*** Opening Material to process ***

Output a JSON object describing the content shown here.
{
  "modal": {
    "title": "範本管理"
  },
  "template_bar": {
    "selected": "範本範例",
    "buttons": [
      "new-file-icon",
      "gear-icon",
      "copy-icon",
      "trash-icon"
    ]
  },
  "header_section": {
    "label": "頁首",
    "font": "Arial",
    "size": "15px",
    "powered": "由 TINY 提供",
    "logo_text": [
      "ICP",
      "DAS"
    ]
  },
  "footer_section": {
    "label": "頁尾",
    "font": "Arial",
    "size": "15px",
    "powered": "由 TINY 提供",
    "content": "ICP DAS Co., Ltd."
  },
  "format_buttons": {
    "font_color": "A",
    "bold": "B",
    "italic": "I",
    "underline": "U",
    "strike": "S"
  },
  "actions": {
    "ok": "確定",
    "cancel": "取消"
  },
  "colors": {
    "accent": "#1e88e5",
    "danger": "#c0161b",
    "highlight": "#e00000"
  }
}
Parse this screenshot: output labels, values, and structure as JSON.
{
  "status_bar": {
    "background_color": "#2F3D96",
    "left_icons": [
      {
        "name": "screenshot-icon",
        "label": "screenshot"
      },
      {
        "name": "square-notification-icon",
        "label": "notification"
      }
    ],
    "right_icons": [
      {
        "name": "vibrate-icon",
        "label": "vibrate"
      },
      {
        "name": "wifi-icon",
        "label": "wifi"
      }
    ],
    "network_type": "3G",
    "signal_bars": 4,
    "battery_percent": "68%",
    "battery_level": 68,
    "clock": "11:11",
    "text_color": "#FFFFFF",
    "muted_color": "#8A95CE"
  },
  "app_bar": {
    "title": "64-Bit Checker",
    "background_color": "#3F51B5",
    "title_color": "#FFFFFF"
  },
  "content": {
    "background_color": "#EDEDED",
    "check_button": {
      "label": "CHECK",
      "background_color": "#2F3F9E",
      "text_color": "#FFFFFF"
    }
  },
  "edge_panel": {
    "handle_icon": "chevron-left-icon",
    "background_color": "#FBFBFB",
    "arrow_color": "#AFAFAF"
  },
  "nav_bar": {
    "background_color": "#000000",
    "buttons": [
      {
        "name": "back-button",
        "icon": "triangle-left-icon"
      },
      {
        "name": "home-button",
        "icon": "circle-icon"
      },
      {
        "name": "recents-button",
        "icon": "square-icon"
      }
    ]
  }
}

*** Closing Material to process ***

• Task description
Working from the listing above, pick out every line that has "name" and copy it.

• Result of this task
        "name": "screenshot-icon",
        "name": "square-notification-icon",
        "name": "vibrate-icon",
        "name": "wifi-icon",
        "name": "back-button",
        "name": "home-button",
        "name": "recents-button",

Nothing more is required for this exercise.